▶ [Data in this exercise]
+-------+

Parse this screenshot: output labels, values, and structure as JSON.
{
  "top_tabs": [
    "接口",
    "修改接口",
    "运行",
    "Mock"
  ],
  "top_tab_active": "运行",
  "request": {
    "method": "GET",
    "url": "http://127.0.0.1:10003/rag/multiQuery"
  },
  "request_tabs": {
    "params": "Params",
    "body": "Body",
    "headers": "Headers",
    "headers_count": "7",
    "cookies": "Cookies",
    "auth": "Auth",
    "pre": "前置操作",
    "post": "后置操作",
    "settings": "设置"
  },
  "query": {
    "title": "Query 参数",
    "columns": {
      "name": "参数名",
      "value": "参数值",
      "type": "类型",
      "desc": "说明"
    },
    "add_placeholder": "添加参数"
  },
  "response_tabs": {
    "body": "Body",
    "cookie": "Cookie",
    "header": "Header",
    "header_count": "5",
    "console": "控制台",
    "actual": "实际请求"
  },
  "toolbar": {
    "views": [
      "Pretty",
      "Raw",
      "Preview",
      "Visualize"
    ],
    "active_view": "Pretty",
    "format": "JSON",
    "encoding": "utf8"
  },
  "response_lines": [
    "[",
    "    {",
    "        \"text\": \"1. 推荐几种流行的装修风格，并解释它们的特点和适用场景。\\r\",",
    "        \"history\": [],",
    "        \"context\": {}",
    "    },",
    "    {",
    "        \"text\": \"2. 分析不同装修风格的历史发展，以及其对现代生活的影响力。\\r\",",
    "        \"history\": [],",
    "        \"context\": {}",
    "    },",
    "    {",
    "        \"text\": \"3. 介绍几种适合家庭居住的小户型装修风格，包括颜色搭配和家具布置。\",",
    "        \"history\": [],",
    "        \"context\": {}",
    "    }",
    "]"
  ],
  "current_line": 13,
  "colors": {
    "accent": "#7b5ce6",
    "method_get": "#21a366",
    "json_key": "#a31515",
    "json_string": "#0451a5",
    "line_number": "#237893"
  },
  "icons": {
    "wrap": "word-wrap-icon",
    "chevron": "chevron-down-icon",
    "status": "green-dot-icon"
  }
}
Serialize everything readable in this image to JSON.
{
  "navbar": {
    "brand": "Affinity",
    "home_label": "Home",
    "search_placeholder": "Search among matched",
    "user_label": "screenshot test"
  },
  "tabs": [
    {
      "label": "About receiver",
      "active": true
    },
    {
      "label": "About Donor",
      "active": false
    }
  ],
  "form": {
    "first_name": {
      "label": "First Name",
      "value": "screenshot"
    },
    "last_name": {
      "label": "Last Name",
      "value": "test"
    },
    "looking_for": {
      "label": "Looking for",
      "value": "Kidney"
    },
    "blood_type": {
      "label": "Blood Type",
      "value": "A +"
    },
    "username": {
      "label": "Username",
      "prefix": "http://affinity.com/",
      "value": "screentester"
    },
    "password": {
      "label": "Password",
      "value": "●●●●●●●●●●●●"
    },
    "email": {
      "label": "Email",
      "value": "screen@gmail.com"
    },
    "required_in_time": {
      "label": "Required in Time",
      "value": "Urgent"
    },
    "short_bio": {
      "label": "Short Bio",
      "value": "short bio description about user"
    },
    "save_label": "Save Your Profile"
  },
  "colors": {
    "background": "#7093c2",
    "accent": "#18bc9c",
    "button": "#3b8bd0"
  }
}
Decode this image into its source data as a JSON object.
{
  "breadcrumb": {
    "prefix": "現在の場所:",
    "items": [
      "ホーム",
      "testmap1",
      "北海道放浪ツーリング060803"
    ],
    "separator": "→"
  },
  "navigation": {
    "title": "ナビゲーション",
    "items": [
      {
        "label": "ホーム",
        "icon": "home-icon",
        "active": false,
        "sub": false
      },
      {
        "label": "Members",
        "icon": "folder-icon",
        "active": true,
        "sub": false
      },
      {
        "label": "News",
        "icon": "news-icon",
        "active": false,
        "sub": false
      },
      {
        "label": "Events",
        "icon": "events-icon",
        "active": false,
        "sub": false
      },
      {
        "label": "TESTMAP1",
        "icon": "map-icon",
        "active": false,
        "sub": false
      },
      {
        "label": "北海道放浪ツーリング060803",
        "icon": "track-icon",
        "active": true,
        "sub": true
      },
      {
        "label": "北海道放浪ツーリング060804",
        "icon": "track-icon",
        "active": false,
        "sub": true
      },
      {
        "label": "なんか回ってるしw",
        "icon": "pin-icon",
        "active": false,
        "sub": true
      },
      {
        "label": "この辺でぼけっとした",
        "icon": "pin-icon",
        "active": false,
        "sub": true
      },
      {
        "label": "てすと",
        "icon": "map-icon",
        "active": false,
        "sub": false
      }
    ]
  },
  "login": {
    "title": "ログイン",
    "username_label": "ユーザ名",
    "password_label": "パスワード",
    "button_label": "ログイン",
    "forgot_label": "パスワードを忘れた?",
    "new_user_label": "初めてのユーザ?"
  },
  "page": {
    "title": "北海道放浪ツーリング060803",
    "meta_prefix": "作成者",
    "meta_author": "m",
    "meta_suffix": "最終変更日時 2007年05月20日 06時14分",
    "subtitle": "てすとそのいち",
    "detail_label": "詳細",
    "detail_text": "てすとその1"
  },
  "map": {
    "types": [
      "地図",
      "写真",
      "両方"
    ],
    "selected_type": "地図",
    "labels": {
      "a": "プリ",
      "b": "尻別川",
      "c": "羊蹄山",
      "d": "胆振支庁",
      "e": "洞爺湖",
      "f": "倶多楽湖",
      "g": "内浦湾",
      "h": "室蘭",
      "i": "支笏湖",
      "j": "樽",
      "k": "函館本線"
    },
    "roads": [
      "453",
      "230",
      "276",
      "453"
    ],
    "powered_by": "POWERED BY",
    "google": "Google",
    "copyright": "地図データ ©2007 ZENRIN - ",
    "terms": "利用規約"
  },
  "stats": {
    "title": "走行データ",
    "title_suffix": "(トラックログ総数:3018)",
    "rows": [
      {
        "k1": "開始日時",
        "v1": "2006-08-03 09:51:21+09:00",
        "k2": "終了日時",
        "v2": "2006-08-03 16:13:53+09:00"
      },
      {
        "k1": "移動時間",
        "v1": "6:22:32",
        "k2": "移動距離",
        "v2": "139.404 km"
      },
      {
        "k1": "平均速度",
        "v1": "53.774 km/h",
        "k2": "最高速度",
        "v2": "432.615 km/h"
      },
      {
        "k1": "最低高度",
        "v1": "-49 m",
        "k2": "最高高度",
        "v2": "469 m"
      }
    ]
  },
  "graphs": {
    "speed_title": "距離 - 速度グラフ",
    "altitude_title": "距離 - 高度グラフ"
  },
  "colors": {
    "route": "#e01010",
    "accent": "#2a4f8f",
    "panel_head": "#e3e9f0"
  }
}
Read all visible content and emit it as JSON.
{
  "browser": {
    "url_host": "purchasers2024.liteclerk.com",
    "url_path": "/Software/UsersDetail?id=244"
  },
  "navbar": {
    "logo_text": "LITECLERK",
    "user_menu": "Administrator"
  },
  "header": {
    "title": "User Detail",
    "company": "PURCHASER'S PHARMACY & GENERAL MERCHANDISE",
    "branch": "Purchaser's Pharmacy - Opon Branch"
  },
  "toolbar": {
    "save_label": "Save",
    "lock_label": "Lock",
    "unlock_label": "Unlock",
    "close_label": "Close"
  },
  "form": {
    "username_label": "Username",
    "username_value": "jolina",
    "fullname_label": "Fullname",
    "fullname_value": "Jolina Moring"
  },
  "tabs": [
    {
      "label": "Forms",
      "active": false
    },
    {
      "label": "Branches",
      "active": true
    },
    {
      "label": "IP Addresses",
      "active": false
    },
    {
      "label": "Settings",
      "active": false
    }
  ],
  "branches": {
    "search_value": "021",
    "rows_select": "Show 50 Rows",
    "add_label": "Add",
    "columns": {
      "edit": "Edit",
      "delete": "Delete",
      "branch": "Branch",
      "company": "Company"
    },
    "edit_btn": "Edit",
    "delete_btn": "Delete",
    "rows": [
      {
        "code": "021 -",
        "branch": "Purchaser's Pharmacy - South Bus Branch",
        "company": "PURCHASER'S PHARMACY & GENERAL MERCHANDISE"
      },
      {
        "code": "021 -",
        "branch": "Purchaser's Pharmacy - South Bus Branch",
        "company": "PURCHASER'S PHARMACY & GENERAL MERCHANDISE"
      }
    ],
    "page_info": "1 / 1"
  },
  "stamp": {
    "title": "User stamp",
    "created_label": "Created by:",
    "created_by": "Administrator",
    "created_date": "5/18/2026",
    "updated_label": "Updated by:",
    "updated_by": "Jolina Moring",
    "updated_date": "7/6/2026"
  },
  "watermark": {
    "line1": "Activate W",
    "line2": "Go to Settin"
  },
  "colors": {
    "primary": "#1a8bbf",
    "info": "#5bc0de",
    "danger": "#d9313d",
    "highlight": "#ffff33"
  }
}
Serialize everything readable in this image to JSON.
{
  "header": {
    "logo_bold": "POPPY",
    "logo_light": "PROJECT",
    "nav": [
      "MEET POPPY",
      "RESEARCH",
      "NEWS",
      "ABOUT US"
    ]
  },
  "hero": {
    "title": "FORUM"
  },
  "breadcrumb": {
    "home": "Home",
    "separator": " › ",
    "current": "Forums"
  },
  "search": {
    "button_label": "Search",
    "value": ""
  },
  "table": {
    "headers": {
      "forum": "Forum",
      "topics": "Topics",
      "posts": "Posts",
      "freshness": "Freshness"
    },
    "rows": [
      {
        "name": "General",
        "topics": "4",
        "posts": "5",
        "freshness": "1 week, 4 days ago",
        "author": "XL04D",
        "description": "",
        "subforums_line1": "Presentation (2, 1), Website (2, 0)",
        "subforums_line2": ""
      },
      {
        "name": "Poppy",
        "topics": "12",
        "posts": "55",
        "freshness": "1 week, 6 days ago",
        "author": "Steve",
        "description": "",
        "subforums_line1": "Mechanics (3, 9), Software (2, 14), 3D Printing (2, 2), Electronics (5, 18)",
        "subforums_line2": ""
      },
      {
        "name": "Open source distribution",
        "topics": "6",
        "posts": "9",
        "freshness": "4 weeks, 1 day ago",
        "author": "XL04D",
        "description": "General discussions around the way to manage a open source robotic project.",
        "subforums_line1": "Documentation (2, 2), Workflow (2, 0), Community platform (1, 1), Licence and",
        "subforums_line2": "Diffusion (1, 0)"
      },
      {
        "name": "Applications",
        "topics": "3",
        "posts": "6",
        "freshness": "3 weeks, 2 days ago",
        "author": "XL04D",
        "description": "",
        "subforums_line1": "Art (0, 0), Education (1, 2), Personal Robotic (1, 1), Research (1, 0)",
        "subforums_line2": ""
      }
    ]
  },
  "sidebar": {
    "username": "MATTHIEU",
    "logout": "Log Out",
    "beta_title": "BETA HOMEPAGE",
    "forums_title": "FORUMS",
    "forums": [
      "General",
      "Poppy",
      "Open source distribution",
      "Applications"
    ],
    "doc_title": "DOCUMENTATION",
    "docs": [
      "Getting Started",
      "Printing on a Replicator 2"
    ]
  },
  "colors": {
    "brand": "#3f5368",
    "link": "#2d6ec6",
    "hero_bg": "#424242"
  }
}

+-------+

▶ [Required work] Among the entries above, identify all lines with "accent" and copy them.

▶ [Solution to the problem]
    "accent": "#7b5ce6",
    "accent": "#18bc9c",
    "accent": "#2a4f8f",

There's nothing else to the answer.